Ana founded the Afroluso dance group in Great Yarmouth five years ago, which celebrates African-Portugeuse culture and performs cross the county.
She also organised an international exchange programme called Erasmus+ to bring 60 young people from across Europe to Yarmouth for the week to stay in local B&Bs and promote the area.
The mother of a six-year-old girl added: 'I love bringing people together. We put on events where we showcase Portuguese food and dance and peolple say: 'Wow, I didn't know you did this.'
'I think all nationalities have good and bad people. People should not look at all immigrants with the same eyes.
'I have a lot of English friends here and they don't know why the campaign is talking about immigration so much.
'With all the ladies who do Zumba with me, nationality doesn't come into it'
Miriam, 59, is a well known Great Yarmouth restaurateur. She was born in Cyprus and moved to England in 1976.
She said: 'I would prefer to stay in the EU. Better the devil you know than the one you don't. I'm just going with my gut feeling.
'You hear all the conflicting reports on TV, aand ll my customers are asking me what I think. Right from the beginning I have said we are better in.'
Mrs Kikis said security concerns were one of the reasons she is supporting the campaign to remain.
The mother-of-two said: 'I think if we come out of the EU we are going to create a lot of uncertainty, which as a business person concerns me. After the recession in 2008, we can't afford to have more troubled years.'
The owner of the Seafood Restaurant in North Quay, added: 'I think a lot of people will vote out because they are scared because of all the overseas people.
'A lot of people are scared if Turkey were to join. I would be the first person to say I would not welcome that because of their human rights record and the way they invaded Cyprus. But the Leave campaign are scaring people by saying if we stay Turkey will join the EU, but I do not think that will happen in at least the next 20 years.
'Illegal immigrants will still come in whether we are in the EU or not.'
Simone, 33, was born in Croatia but has spent most of her life moving around.
After moving to Wales as a youngster, she then lived in Belgium, France and finally in England in Great Yarmouth in 2014.
Here she lives with her husband Taylor and their three year old son Keiran.
She is currently on maternity leave from her job as an office administrator, and is expecting her second child in three months time.
She said: 'I would prefer to stay in but I could easily see things going the other way.
'There is a lot of talk of regaining power and control but I think it will create more uncertainty than anything if it does happen.

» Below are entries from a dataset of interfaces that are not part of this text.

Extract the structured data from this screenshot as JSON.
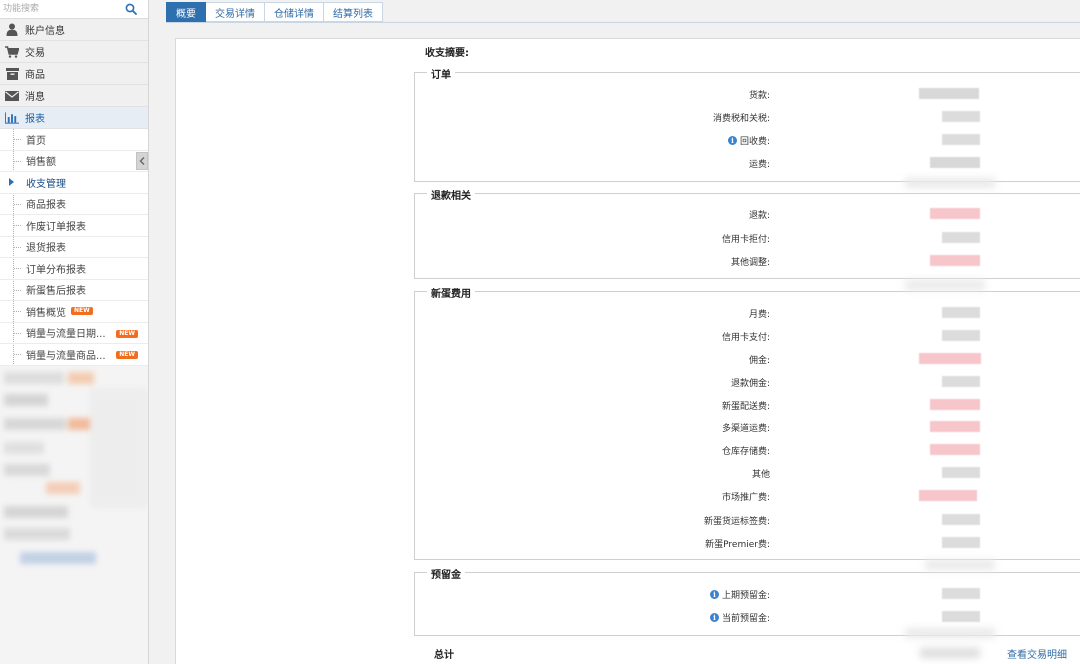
{
  "search": {
    "placeholder": "功能搜索"
  },
  "nav": {
    "main_items": [
      {
        "label": "账户信息",
        "icon": "user-icon"
      },
      {
        "label": "交易",
        "icon": "cart-icon"
      },
      {
        "label": "商品",
        "icon": "box-icon"
      },
      {
        "label": "消息",
        "icon": "envelope-icon"
      },
      {
        "label": "报表",
        "icon": "bar-chart-icon"
      }
    ],
    "report_sub_items": [
      {
        "label": "首页"
      },
      {
        "label": "销售额"
      },
      {
        "label": "收支管理"
      },
      {
        "label": "商品报表"
      },
      {
        "label": "作废订单报表"
      },
      {
        "label": "退货报表"
      },
      {
        "label": "订单分布报表"
      },
      {
        "label": "新蛋售后报表"
      },
      {
        "label": "销售概览"
      },
      {
        "label": "销量与流量日期..."
      },
      {
        "label": "销量与流量商品..."
      }
    ],
    "new_badge": "NEW"
  },
  "tabs": [
    {
      "label": "概要"
    },
    {
      "label": "交易详情"
    },
    {
      "label": "仓储详情"
    },
    {
      "label": "结算列表"
    }
  ],
  "summary": {
    "title": "收支摘要:",
    "groups": [
      {
        "legend": "订单",
        "rows": [
          {
            "label": "货款:"
          },
          {
            "label": "消费税和关税:"
          },
          {
            "label": "回收费:"
          },
          {
            "label": "运费:"
          }
        ]
      },
      {
        "legend": "退款相关",
        "rows": [
          {
            "label": "退款:"
          },
          {
            "label": "信用卡拒付:"
          },
          {
            "label": "其他调整:"
          }
        ]
      },
      {
        "legend": "新蛋费用",
        "rows": [
          {
            "label": "月费:"
          },
          {
            "label": "信用卡支付:"
          },
          {
            "label": "佣金:"
          },
          {
            "label": "退款佣金:"
          },
          {
            "label": "新蛋配送费:"
          },
          {
            "label": "多渠道运费:"
          },
          {
            "label": "仓库存储费:"
          },
          {
            "label": "其他"
          },
          {
            "label": "市场推广费:"
          },
          {
            "label": "新蛋货运标签费:"
          },
          {
            "label": "新蛋Premier费:"
          }
        ]
      },
      {
        "legend": "预留金",
        "rows": [
          {
            "label": "上期预留金:"
          },
          {
            "label": "当前预留金:"
          }
        ]
      }
    ],
    "total_label": "总计",
    "view_link": "查看交易明细"
  },
  "colors": {
    "accent": "#2e6fb0",
    "new_badge": "#f36d21",
    "info_icon": "#3b82d1"
  }
}
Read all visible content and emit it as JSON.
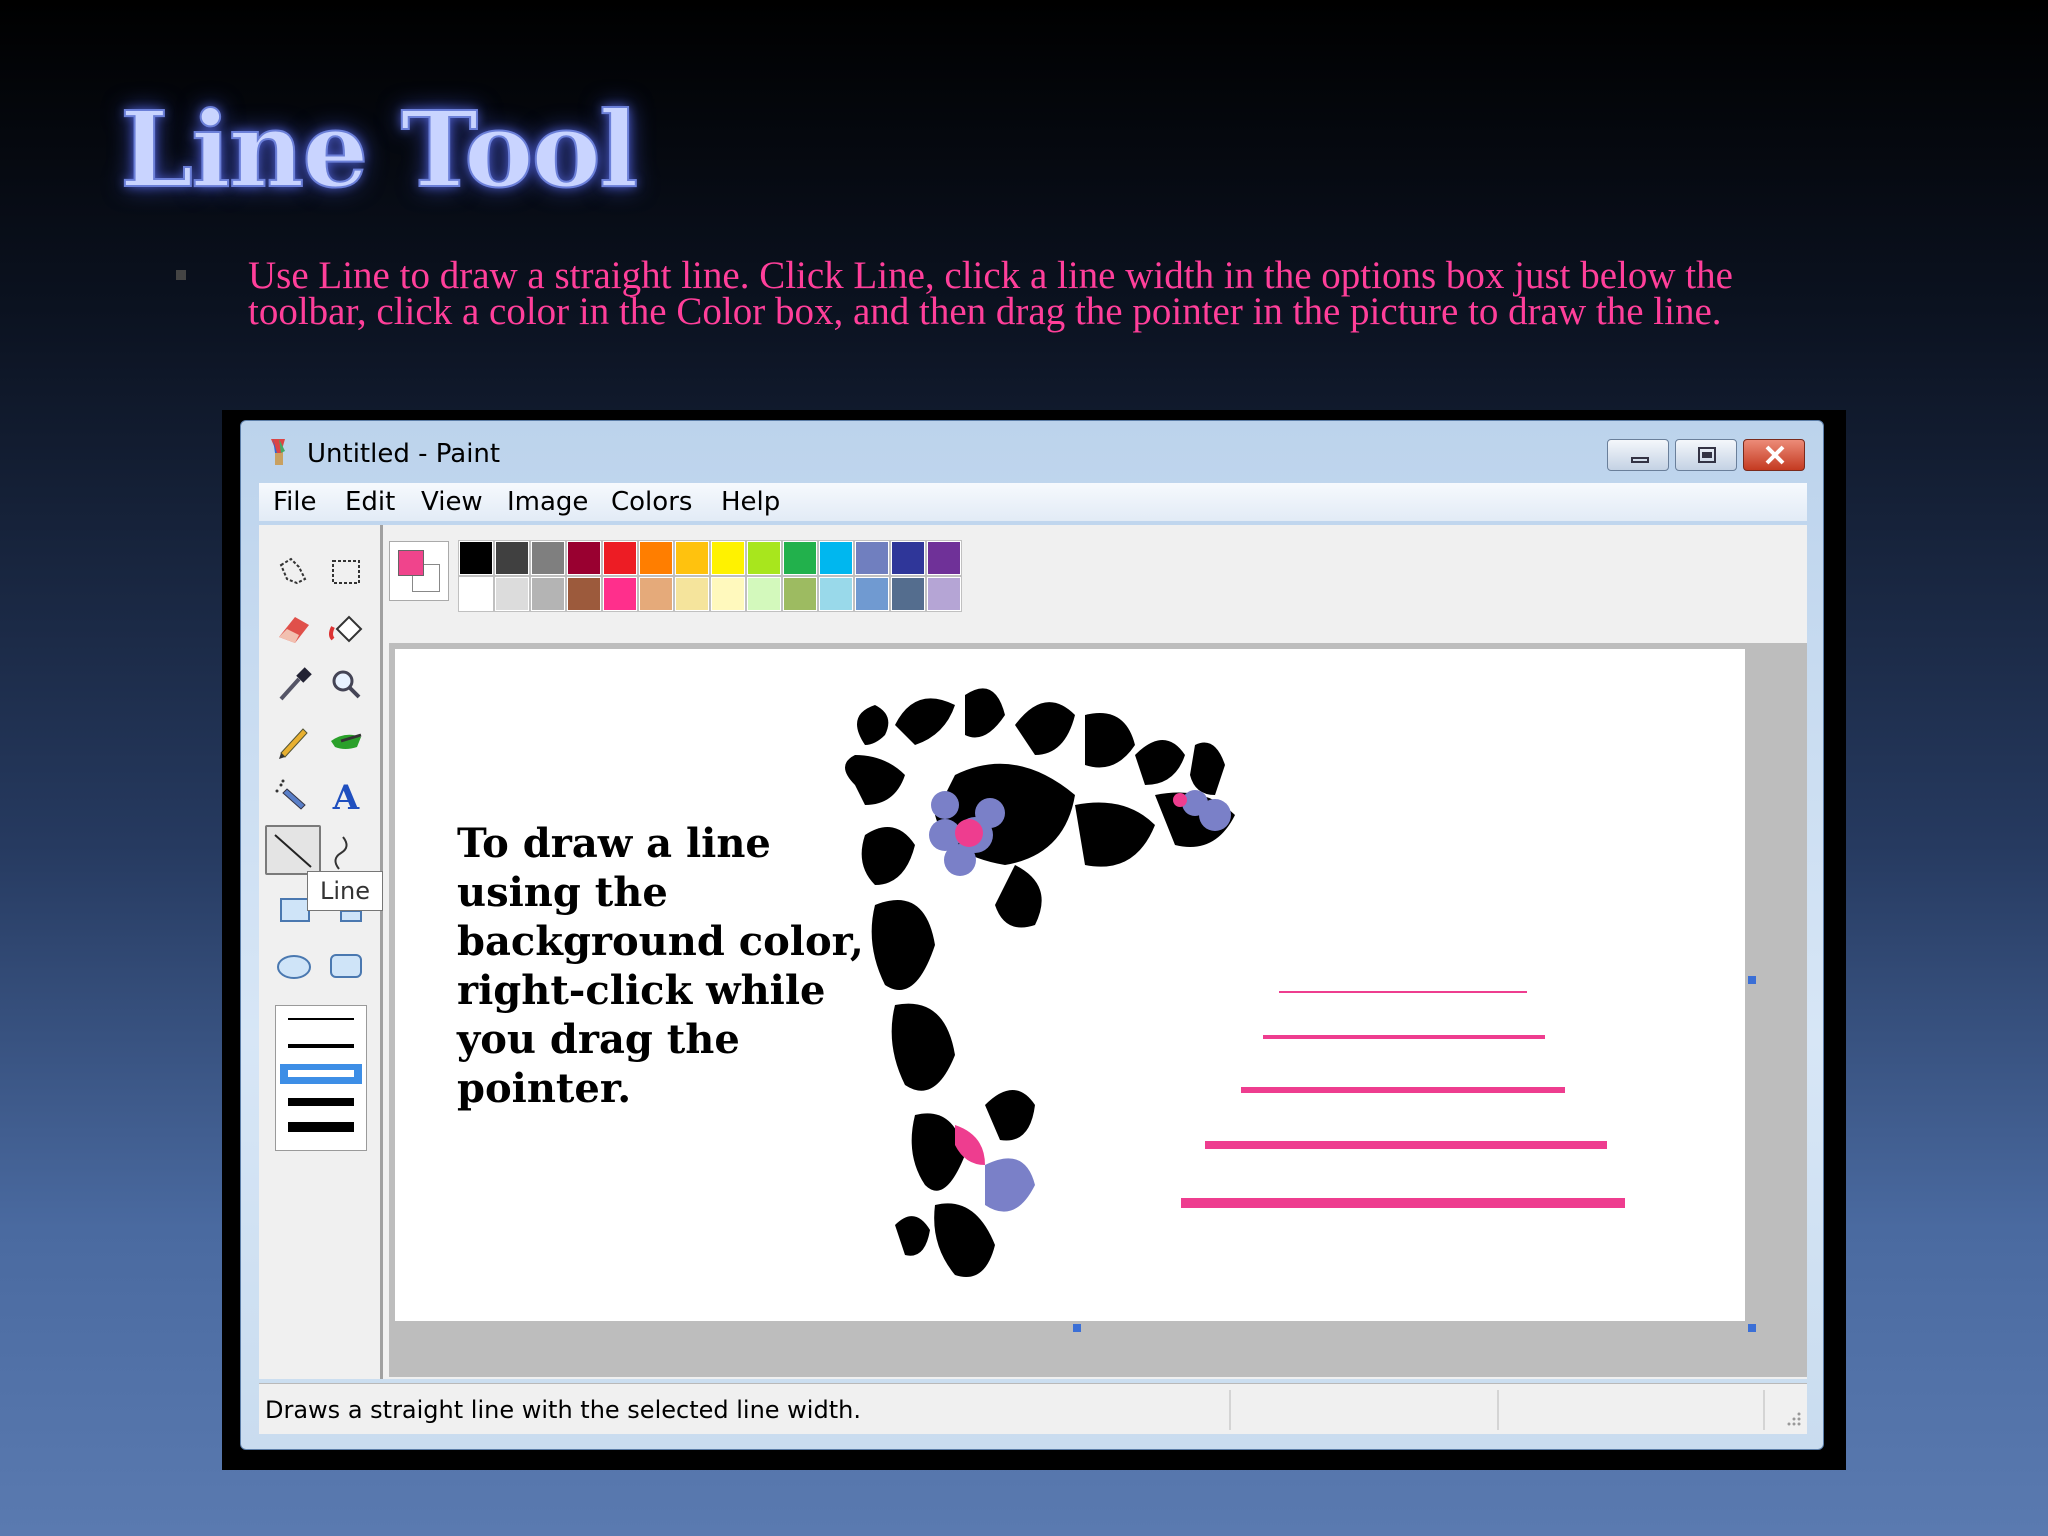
{
  "slide": {
    "title": "Line Tool",
    "body": "Use Line to draw a straight line. Click Line, click a line width in the options box just below the toolbar, click a color in the Color box, and then drag the pointer in the picture to draw the line."
  },
  "window": {
    "title": "Untitled - Paint",
    "app_icon": "paint-icon"
  },
  "menu": [
    "File",
    "Edit",
    "View",
    "Image",
    "Colors",
    "Help"
  ],
  "toolbox": {
    "tooltip": "Line",
    "tools": [
      "free-form-select-icon",
      "select-icon",
      "eraser-icon",
      "fill-with-color-icon",
      "pick-color-icon",
      "magnifier-icon",
      "pencil-icon",
      "brush-icon",
      "airbrush-icon",
      "text-icon",
      "line-icon",
      "curve-icon",
      "rectangle-icon",
      "polygon-icon",
      "ellipse-icon",
      "rounded-rectangle-icon"
    ],
    "line_widths": 5,
    "selected_width_index": 2
  },
  "palette": {
    "foreground": "#f0448c",
    "background": "#ffffff",
    "row1": [
      "#000000",
      "#404040",
      "#7f7f7f",
      "#990030",
      "#ed1c24",
      "#ff7e00",
      "#ffc20e",
      "#fff200",
      "#a8e61d",
      "#22b14c",
      "#00b7ef",
      "#707fbf",
      "#2f3699",
      "#6f3198"
    ],
    "row2": [
      "#ffffff",
      "#dcdcdc",
      "#b4b4b4",
      "#9c5a3c",
      "#ff2f8c",
      "#e5aa7a",
      "#f5e49c",
      "#fff9bd",
      "#d3f9bc",
      "#9dbb61",
      "#99d9ea",
      "#709ad1",
      "#546d8e",
      "#b5a5d5"
    ]
  },
  "canvas": {
    "text": "To draw a line using the background color, right-click while you drag the pointer.",
    "line_color": "#ee3d8f",
    "drawing": "floral-ornament"
  },
  "status": {
    "text": "Draws a straight line with the selected line width."
  }
}
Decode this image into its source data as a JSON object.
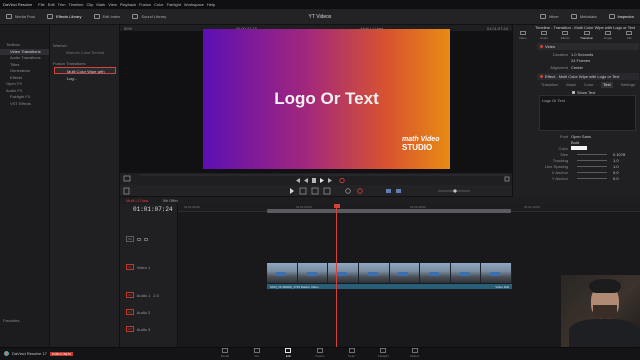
{
  "app": {
    "name": "DaVinci Resolve",
    "menu": [
      "File",
      "Edit",
      "Trim",
      "Timeline",
      "Clip",
      "Mark",
      "View",
      "Playback",
      "Fusion",
      "Color",
      "Fairlight",
      "Workspace",
      "Help"
    ]
  },
  "toolbar": {
    "project_title": "YT Videos",
    "left_buttons": [
      "Media Pool",
      "Effects Library",
      "Edit Index",
      "Sound Library"
    ],
    "right_buttons": [
      "Mixer",
      "Metadata",
      "Inspector"
    ]
  },
  "effects": {
    "tree": [
      {
        "label": "Toolbox",
        "child": false
      },
      {
        "label": "Video Transitions",
        "child": true,
        "selected": true
      },
      {
        "label": "Audio Transitions",
        "child": true
      },
      {
        "label": "Titles",
        "child": true
      },
      {
        "label": "Generators",
        "child": true
      },
      {
        "label": "Effects",
        "child": true
      },
      {
        "label": "Open FX",
        "child": false
      },
      {
        "label": "Audio FX",
        "child": false
      },
      {
        "label": "Fairlight FX",
        "child": true
      },
      {
        "label": "VST Effects",
        "child": true
      }
    ],
    "groups": [
      {
        "name": "Wrench",
        "entries": [
          "Wrench Color Reveal"
        ]
      },
      {
        "name": "Fusion Transitions",
        "entries": [
          "Multi Color Wipe with Log..."
        ]
      }
    ],
    "favorites_label": "Favorites"
  },
  "viewer": {
    "zoom": "50%",
    "source_tc": "00:00:37:15",
    "timeline_name": "Multi LO fast",
    "record_tc": "01:01:07:24",
    "overlay_text": "Logo Or Text",
    "brand_top": "math Video",
    "brand_bottom": "STUDIO"
  },
  "inspector": {
    "title": "Timeline - Transition - Multi Color Wipe with Logo or Text",
    "tabs": [
      "Video",
      "Audio",
      "Effects",
      "Transition",
      "Image",
      "File"
    ],
    "active_tab": "Transition",
    "video_section": "Video",
    "video_props": [
      {
        "label": "Duration",
        "value": "1.0   Seconds"
      },
      {
        "label": "",
        "value": "24   Frames"
      },
      {
        "label": "Alignment",
        "value": "Center"
      }
    ],
    "effect_section": "Effect - Multi Color Wipe with Logo or Text",
    "sub_tabs": [
      "Transition",
      "Mask",
      "Color",
      "Text",
      "Settings"
    ],
    "active_sub_tab": "Text",
    "show_text_label": "Show Text",
    "text_field_value": "Logo Or Text",
    "text_props": [
      {
        "label": "Font",
        "value": "Open Sans"
      },
      {
        "label": "",
        "value": "Bold"
      },
      {
        "label": "Color",
        "value": ""
      },
      {
        "label": "Size",
        "value": "0.1078"
      },
      {
        "label": "Tracking",
        "value": "1.0"
      },
      {
        "label": "Line Spacing",
        "value": "1.0"
      },
      {
        "label": "X Anchor",
        "value": "0.0"
      },
      {
        "label": "Y Anchor",
        "value": "0.0"
      }
    ]
  },
  "timeline": {
    "tabs": [
      "Multi LO fast",
      "3th Offer"
    ],
    "active_tab": "Multi LO fast",
    "timecode": "01:01:07:24",
    "ruler_marks": [
      "01:01:00:00",
      "01:01:04:00",
      "01:01:08:00",
      "01:01:12:00"
    ],
    "tracks": [
      {
        "tag": "V2",
        "name": "",
        "type": "video"
      },
      {
        "tag": "V1",
        "name": "Video 1",
        "type": "video"
      },
      {
        "tag": "A1",
        "name": "Audio 1",
        "type": "audio",
        "level": "2.0"
      },
      {
        "tag": "A2",
        "name": "Audio 2",
        "type": "audio",
        "level": ""
      },
      {
        "tag": "A3",
        "name": "Audio 3",
        "type": "audio",
        "level": ""
      }
    ],
    "audio_clip_label": "MVR_FF-B0009_1725 Master Video",
    "audio_clip_right": "Video Roll"
  },
  "pages": {
    "items": [
      "Media",
      "Cut",
      "Edit",
      "Fusion",
      "Color",
      "Fairlight",
      "Deliver"
    ],
    "active": "Edit"
  },
  "brand_strip": {
    "name": "DaVinci Resolve 17",
    "badge": "PUBLIC BETA"
  }
}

'I also think there is a lot of eurosceptism going on at the moment and if the UK does leave I think it will speed up disintegration within the EU.'
Mrs Carson said that while she could see why people might want to leave because of immigration, she worries about the adverse impact it will have on immigrants already living in the country.
She said: 'What happens to them? How are they going to feel about it? There is going to be a whole range of different emotions as some people won't feel like they
'There are people who work and pay their taxes and do contribute to the economy.'